(Dataset records)
++++++++++

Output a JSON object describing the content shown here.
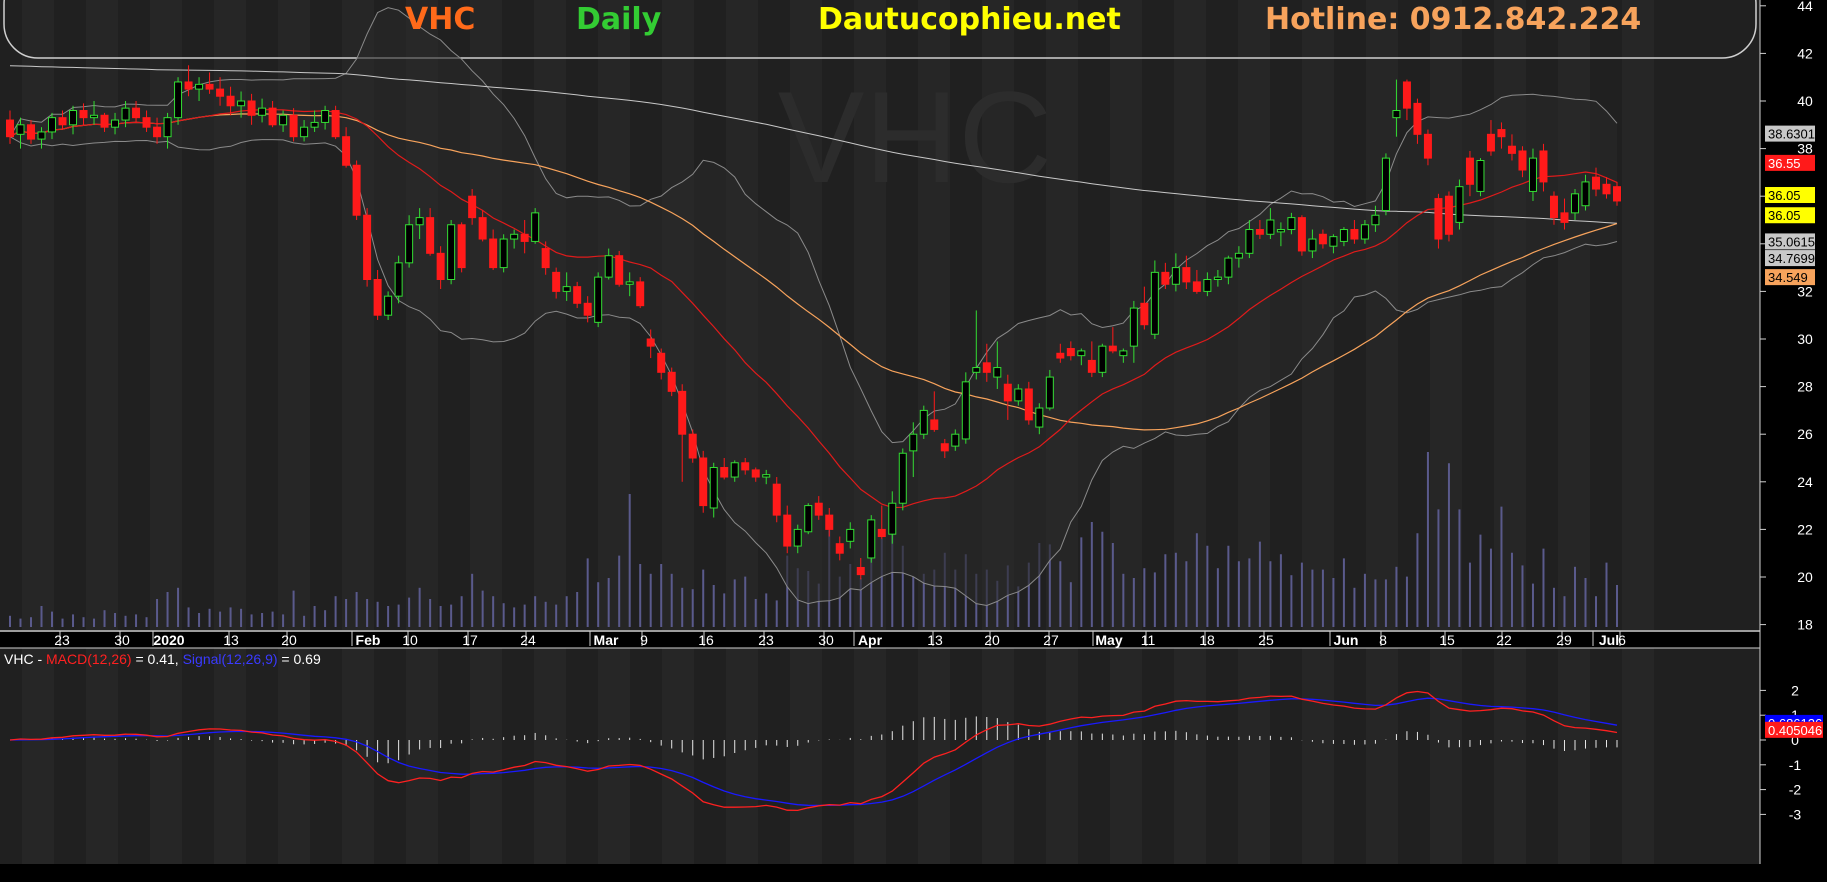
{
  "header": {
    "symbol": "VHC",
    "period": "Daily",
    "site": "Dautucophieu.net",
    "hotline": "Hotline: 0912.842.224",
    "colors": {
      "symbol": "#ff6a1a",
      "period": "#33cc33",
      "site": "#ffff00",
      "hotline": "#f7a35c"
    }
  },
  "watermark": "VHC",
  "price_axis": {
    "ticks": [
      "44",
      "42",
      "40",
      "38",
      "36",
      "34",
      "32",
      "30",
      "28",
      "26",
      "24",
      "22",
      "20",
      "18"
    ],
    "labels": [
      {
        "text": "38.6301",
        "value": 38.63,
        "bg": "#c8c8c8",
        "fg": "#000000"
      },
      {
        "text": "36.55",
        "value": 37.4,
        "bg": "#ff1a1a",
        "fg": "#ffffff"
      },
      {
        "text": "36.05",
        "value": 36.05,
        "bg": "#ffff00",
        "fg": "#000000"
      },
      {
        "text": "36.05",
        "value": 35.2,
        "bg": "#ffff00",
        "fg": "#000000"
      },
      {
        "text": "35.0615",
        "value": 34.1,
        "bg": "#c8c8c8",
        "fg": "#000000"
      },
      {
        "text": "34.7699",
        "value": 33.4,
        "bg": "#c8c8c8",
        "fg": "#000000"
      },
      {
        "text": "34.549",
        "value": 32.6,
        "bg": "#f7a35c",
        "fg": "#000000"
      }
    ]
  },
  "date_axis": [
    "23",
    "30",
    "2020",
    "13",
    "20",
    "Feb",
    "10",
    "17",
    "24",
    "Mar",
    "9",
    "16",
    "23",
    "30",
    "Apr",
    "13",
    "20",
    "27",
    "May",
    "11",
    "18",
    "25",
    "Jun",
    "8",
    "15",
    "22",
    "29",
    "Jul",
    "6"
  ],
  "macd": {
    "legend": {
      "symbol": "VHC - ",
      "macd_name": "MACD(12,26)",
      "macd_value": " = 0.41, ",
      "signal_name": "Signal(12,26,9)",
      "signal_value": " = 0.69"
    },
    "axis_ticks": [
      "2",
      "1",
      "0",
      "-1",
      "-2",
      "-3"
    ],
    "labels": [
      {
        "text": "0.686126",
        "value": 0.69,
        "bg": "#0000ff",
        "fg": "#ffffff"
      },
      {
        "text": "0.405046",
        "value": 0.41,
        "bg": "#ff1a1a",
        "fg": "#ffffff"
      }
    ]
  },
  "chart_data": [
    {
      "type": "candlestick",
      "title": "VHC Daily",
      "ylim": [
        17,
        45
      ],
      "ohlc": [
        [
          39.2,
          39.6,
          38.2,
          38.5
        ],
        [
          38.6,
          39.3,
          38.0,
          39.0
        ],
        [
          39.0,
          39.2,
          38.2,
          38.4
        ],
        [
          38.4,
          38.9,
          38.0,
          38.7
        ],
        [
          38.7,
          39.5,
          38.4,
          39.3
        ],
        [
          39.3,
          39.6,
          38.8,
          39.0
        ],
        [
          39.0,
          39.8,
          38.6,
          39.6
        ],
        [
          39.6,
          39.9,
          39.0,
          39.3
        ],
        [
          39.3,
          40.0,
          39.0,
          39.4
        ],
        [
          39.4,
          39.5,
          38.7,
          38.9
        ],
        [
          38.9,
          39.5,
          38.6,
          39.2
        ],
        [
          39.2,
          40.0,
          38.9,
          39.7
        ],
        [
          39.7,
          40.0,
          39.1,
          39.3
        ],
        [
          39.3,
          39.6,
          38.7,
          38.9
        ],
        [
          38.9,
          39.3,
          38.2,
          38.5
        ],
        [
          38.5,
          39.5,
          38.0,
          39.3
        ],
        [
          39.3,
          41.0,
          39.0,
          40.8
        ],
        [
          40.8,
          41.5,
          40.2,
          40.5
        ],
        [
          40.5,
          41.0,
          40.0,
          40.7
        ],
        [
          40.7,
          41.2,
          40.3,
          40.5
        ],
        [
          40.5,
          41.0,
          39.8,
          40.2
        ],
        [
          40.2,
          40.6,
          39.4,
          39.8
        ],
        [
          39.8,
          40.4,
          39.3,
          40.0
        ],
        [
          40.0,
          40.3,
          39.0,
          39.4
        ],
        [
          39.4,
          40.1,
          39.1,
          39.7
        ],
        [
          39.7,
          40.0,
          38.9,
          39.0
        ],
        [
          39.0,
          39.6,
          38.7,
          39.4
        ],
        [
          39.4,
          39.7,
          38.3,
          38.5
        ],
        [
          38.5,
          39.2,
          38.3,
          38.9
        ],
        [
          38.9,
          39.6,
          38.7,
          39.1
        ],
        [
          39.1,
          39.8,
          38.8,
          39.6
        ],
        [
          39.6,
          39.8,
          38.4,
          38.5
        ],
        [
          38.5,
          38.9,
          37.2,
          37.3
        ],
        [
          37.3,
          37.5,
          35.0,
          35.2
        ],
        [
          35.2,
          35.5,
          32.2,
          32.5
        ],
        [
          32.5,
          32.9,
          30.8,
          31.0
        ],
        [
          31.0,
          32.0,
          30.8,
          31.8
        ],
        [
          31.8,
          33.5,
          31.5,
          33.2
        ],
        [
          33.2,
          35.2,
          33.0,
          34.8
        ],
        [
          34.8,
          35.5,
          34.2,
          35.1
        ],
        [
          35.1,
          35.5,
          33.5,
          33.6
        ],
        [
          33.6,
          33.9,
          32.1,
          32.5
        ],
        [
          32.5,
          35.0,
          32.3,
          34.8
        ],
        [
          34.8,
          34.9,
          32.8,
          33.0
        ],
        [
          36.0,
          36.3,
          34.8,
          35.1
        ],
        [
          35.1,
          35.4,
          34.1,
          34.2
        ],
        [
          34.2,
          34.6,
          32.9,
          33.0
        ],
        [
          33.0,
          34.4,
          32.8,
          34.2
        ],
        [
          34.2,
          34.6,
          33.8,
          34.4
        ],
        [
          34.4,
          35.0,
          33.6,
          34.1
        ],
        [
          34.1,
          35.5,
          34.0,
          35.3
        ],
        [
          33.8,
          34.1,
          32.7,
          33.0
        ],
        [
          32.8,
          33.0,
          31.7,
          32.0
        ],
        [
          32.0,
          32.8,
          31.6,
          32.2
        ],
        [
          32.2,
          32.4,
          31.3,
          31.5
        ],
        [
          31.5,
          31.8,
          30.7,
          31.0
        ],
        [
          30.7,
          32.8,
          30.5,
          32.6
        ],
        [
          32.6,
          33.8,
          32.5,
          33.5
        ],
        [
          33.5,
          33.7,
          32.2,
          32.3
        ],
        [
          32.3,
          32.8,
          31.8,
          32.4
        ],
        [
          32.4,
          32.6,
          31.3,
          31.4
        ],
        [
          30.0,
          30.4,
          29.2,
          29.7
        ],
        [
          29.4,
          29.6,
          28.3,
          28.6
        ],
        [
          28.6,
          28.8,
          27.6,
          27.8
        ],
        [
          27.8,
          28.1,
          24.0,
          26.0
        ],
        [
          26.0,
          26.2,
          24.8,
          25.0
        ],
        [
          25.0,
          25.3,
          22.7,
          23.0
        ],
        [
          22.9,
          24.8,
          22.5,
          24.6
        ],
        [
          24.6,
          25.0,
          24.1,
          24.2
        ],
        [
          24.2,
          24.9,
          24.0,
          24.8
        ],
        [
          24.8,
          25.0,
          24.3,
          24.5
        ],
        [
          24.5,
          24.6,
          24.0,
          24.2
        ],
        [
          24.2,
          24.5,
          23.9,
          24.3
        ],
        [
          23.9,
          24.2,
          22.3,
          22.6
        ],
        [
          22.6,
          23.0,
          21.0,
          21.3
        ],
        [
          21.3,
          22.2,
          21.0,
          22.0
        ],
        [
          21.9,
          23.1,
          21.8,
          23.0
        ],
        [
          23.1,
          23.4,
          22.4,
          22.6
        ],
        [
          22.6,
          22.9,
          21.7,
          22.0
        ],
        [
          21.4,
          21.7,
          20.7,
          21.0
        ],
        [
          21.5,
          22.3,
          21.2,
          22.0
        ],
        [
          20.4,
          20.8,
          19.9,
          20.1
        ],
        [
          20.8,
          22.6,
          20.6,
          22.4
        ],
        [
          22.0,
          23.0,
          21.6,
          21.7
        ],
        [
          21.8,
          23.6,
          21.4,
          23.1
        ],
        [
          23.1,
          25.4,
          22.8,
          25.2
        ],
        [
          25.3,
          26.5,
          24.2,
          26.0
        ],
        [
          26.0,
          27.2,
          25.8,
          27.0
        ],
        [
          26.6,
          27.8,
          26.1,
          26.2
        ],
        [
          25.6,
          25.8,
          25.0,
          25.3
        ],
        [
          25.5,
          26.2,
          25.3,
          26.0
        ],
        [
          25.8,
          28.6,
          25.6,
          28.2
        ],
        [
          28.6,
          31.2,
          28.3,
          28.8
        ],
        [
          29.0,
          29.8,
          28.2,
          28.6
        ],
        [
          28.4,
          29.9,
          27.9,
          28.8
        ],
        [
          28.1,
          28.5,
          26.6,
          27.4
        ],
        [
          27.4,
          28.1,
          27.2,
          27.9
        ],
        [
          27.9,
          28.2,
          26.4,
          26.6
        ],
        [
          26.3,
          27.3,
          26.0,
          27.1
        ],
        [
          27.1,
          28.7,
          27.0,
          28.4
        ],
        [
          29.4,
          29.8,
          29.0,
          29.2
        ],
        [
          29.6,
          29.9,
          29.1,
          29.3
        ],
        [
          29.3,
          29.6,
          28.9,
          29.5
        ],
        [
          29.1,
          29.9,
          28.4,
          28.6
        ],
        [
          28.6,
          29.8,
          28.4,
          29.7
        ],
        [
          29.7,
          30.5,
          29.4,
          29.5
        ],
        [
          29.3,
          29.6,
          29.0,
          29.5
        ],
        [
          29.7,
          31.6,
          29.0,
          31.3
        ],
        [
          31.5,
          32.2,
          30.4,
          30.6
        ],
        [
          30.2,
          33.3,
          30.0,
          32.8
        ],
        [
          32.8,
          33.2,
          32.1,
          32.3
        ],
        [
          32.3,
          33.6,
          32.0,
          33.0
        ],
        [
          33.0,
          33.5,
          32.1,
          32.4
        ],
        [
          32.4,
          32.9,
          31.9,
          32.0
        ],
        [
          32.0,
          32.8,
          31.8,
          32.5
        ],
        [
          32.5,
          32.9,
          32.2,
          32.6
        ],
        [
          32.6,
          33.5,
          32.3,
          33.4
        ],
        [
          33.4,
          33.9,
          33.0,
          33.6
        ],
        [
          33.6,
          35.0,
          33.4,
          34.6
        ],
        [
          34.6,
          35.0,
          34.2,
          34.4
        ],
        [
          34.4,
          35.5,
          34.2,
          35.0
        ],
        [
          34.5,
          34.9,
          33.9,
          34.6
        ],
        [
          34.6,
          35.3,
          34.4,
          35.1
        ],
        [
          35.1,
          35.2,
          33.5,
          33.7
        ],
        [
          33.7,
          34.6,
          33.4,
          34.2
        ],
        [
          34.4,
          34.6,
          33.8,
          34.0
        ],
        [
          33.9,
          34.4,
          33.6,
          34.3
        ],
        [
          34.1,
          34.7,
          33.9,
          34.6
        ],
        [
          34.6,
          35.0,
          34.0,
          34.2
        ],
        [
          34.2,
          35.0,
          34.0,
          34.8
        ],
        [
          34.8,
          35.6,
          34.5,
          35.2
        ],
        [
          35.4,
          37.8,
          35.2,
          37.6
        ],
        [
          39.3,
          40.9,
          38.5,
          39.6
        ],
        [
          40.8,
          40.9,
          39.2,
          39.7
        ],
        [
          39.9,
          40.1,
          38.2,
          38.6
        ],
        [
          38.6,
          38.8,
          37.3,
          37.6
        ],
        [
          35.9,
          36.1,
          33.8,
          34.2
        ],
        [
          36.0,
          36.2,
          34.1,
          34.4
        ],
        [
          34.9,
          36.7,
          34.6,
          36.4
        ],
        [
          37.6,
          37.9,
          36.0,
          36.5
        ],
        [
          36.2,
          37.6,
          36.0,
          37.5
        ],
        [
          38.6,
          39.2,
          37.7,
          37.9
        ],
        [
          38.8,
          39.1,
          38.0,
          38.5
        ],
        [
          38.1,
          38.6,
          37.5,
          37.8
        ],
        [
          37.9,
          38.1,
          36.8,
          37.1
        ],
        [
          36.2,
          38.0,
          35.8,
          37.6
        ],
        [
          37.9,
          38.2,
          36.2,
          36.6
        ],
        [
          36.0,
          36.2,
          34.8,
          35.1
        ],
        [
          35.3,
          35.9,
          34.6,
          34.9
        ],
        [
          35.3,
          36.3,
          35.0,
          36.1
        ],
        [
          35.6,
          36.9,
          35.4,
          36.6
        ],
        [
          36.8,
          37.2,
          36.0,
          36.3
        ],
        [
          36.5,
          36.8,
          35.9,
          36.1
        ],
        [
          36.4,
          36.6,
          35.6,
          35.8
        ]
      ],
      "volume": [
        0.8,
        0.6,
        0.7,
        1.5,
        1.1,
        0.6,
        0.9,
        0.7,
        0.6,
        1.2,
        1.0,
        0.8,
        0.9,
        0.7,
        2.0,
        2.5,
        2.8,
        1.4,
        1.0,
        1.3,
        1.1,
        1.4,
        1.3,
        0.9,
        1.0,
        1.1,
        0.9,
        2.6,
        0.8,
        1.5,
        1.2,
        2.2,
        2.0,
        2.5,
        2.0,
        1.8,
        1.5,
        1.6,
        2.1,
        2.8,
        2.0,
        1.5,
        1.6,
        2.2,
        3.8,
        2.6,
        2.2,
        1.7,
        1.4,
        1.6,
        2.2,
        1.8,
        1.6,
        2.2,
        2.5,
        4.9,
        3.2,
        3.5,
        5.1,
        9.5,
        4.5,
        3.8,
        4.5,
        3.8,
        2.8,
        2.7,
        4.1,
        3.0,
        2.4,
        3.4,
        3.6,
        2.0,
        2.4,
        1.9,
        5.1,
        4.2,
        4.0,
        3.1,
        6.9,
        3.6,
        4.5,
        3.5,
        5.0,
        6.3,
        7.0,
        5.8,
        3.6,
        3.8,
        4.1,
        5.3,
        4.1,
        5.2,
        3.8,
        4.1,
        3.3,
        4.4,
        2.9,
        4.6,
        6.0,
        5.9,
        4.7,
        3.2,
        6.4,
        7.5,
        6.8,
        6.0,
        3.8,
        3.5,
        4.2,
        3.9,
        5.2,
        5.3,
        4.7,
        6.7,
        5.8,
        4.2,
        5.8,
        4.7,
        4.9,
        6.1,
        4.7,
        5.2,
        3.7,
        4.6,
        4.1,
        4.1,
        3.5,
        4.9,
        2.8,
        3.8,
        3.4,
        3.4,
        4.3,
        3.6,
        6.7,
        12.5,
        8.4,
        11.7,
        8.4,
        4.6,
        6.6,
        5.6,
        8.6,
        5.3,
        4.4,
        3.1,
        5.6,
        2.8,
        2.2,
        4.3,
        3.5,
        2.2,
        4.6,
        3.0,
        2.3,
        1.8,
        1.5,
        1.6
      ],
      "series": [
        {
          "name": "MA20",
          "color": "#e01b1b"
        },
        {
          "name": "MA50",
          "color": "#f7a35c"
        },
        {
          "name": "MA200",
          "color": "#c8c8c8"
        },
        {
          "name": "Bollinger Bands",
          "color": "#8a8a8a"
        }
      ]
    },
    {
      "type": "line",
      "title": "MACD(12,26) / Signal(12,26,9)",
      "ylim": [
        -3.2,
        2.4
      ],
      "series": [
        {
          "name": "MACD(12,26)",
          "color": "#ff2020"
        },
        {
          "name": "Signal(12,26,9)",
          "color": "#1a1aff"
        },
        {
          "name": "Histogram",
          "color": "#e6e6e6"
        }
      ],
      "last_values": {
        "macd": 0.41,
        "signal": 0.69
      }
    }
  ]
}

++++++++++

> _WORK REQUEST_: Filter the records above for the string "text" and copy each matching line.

> _RESPONSE TO THIS EXERCISE_:
        "text": "38.6301",
        "text": "36.55",
        "text": "36.05",
        "text": "36.05",
        "text": "35.0615",
        "text": "34.7699",
        "text": "34.549",
        "text": "0.686126",
        "text": "0.405046",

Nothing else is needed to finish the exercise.